Segment Start: Dataset records

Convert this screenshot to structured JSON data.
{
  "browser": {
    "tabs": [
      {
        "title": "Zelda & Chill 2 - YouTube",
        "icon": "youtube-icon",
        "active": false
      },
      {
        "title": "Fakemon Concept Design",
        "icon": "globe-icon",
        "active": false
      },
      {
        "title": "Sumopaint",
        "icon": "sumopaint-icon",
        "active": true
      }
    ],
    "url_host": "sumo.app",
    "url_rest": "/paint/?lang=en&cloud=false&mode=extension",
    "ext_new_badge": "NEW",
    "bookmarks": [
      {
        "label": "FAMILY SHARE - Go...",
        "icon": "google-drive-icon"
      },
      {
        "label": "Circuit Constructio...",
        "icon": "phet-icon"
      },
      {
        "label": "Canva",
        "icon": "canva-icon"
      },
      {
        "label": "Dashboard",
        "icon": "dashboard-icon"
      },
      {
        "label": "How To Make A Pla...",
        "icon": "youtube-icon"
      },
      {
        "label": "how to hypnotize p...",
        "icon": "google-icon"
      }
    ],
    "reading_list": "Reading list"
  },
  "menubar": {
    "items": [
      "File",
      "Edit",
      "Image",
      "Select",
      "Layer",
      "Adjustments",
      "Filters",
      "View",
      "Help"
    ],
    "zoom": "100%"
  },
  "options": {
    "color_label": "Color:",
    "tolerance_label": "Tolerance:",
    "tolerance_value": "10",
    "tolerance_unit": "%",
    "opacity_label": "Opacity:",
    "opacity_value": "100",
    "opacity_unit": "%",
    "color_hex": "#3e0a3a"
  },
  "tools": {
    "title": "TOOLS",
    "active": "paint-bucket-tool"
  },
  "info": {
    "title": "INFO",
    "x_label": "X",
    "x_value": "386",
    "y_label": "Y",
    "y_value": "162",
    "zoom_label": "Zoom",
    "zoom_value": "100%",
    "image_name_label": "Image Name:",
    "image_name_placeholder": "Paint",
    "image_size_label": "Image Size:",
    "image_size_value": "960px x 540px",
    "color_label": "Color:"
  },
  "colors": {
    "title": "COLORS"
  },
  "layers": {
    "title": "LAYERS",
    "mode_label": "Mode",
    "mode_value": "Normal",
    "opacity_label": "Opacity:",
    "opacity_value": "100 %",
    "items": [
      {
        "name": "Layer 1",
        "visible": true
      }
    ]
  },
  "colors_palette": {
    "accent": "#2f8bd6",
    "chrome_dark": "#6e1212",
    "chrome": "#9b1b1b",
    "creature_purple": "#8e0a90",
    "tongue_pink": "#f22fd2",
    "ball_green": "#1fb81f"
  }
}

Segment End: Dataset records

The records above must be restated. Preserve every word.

Convert this screenshot to structured JSON data.
{
  "browser": {
    "tabs": [
      {
        "title": "Zelda & Chill 2 - YouTube",
        "icon": "youtube-icon",
        "active": false
      },
      {
        "title": "Fakemon Concept Design",
        "icon": "globe-icon",
        "active": false
      },
      {
        "title": "Sumopaint",
        "icon": "sumopaint-icon",
        "active": true
      }
    ],
    "url_host": "sumo.app",
    "url_rest": "/paint/?lang=en&cloud=false&mode=extension",
    "ext_new_badge": "NEW",
    "bookmarks": [
      {
        "label": "FAMILY SHARE - Go...",
        "icon": "google-drive-icon"
      },
      {
        "label": "Circuit Constructio...",
        "icon": "phet-icon"
      },
      {
        "label": "Canva",
        "icon": "canva-icon"
      },
      {
        "label": "Dashboard",
        "icon": "dashboard-icon"
      },
      {
        "label": "How To Make A Pla...",
        "icon": "youtube-icon"
      },
      {
        "label": "how to hypnotize p...",
        "icon": "google-icon"
      }
    ],
    "reading_list": "Reading list"
  },
  "menubar": {
    "items": [
      "File",
      "Edit",
      "Image",
      "Select",
      "Layer",
      "Adjustments",
      "Filters",
      "View",
      "Help"
    ],
    "zoom": "100%"
  },
  "options": {
    "color_label": "Color:",
    "tolerance_label": "Tolerance:",
    "tolerance_value": "10",
    "tolerance_unit": "%",
    "opacity_label": "Opacity:",
    "opacity_value": "100",
    "opacity_unit": "%",
    "color_hex": "#3e0a3a"
  },
  "tools": {
    "title": "TOOLS",
    "active": "paint-bucket-tool"
  },
  "info": {
    "title": "INFO",
    "x_label": "X",
    "x_value": "386",
    "y_label": "Y",
    "y_value": "162",
    "zoom_label": "Zoom",
    "zoom_value": "100%",
    "image_name_label": "Image Name:",
    "image_name_placeholder": "Paint",
    "image_size_label": "Image Size:",
    "image_size_value": "960px x 540px",
    "color_label": "Color:"
  },
  "colors": {
    "title": "COLORS"
  },
  "layers": {
    "title": "LAYERS",
    "mode_label": "Mode",
    "mode_value": "Normal",
    "opacity_label": "Opacity:",
    "opacity_value": "100 %",
    "items": [
      {
        "name": "Layer 1",
        "visible": true
      }
    ]
  },
  "colors_palette": {
    "accent": "#2f8bd6",
    "chrome_dark": "#6e1212",
    "chrome": "#9b1b1b",
    "creature_purple": "#8e0a90",
    "tongue_pink": "#f22fd2",
    "ball_green": "#1fb81f"
  }
}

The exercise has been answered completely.